The Happy Medium of Opening with VOD
“The beauty of horror,” says Ward, “is that it’s polarizing. One person’s ‘This is the worst movie I’ve ever seen!’ is another person’s ‘I was scared to death!’ I always tell filmmakers that the worst review you could have is ‘Meh, it’s OK.’ Don’t be stock.”
Middle-of-the-road fare, you’ll agree, is antithetical to success. But what about targeting a middle audience?
RADiUS’ Quinn says his company’s core mission is to find “more opportunities and solutions for the mid-release—not the wide or limited release.” “The true, hardcore genre films,” he explains, “fall into an ‘all-or-nothing’ category: the ‘all’ is the wide release; the ‘nothing’ is straight-to-DVD. Some people diminish multiplatform releases: ‘Oh, it’s a VOD title…’ But that’s a mis-categorization of what those films can do. There are horror films that appeal to audiences that don’t go see horror films, and find the middle ground. They could be breakout, crossover successes that defy the all-or-nothing distribution principle for genre.”
With a strong, well-placed VOD presence, then, steering indie horror toward cult status does not necessarily require the imagined prestige of a lengthy theatrical run. “VOD has been a big tool to help reach the middle audience,” adds Quinn. “I would have to play every single screen, be the only film in release, and be playing 24/7 for the entire week to even come close to representing a small percentage of what I can reach on VOD.”
The “middle” idea applies to geography, as well as genre—i.e. audiences located between the spoilt-for-choice coasts. Hence the drive, on some parts, toward an increasingly common day-and-date model.
Five years into their lifespan as a genre production house, SpectreVision (co-founded by Wood with partners Daniel Noah and Josh Waller) have yet to self-distribute their titles. Their forthcoming horror-comedy, Cooties, was purchased by Lionsgate’s newly formed specialty distributor, Lionsgate Premiere, at the Sundance Film Festival in 2014. The film, which stars Wood alongside Alison Pill, Rainn Wilson, and horror screenwriter-turned-actor Leigh Whannell (Saw, Insidious), is slated for a simultaneous limited theatrical and VOD release September 18.
“Either shortly after the theatrical or in a day-and-date release, VOD exposes people to movies that they may not otherwise see, depending on the territory they live in,” says Wood. “Prior to that, if you lived in a small town in the Midwest, there likely was no art house cinema.” Filmmakers working closely with their distributors should be sure to devise a strategy that enables your film to reach the living rooms and computer screens of the art house deprived demographic.

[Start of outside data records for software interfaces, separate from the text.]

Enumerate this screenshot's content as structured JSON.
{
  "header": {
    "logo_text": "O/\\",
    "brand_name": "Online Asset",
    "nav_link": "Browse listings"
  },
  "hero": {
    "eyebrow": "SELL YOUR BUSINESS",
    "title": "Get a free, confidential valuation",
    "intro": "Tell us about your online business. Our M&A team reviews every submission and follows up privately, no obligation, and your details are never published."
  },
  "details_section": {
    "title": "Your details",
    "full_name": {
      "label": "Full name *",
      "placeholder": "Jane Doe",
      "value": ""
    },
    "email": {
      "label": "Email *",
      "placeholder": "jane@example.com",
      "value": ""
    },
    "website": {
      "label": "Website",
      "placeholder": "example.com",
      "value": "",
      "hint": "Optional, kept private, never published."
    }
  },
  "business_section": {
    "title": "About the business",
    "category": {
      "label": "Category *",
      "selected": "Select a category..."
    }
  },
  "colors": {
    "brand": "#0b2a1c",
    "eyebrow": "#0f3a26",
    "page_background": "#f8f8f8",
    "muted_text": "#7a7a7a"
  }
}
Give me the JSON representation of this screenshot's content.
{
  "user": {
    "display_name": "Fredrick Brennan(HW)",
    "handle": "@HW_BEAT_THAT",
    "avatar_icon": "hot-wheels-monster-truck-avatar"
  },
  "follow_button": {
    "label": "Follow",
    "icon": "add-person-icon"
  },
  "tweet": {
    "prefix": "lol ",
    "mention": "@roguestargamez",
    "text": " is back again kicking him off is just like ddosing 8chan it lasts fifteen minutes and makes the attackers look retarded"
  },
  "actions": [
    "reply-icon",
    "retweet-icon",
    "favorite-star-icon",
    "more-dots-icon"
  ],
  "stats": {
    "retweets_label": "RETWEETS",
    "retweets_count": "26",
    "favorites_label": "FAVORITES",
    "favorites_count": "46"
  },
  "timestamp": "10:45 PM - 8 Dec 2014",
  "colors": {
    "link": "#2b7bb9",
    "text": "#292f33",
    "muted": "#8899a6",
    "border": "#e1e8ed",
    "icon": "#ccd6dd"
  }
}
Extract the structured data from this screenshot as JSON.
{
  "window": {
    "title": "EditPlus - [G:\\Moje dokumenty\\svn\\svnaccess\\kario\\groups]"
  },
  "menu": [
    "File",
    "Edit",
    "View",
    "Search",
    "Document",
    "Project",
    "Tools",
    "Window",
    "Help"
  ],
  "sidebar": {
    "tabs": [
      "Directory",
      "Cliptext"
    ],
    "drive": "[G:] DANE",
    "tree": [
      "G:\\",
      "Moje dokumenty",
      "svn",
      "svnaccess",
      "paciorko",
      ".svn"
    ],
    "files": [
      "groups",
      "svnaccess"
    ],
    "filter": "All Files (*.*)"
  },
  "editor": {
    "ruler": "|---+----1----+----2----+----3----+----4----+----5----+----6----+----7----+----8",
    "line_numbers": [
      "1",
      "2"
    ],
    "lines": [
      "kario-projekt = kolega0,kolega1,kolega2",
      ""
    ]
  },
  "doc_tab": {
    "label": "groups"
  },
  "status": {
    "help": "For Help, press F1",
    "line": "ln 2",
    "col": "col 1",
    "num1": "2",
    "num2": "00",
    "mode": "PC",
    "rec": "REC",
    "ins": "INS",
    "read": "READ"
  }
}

Yet another advantage of beefing up the VOD side of the equation? It’s cheaper. After all, RADiUS’ plan for It Follows included TV advertising, far more expensive a proposition than word-of-mouth.
The broad appeal of RLJ’s latest genre title, fan favorite Joe Dante’s zombie rom-com, Burying the Ex, coupled with the star power of its leads (Anton Yelchin, Ashley Greene, and Alexandra Daddario), “warranted a special release,” says Ward. “But the costs to traditional releases are very high—$10-15 million—and if an indie has a couple misses, it’s probably over. We feel a title like that can carry itself in theaters, but also go onto premium VOD at the same time.” With its June 19 release of Burying the Ex exclusively on premium VOD, RLJ used VOD gauged an audience’s appetite for theatrical exhibition, in the same way that a limited release can gauge the demand for your film to go wide.
Be advised, though, that major multiplex chains such as Regal Cinemas, who staunchly oppose simultaneous theatrical and VOD releases, also pose a threat to those eager to spend in service of the upside of such a strategy.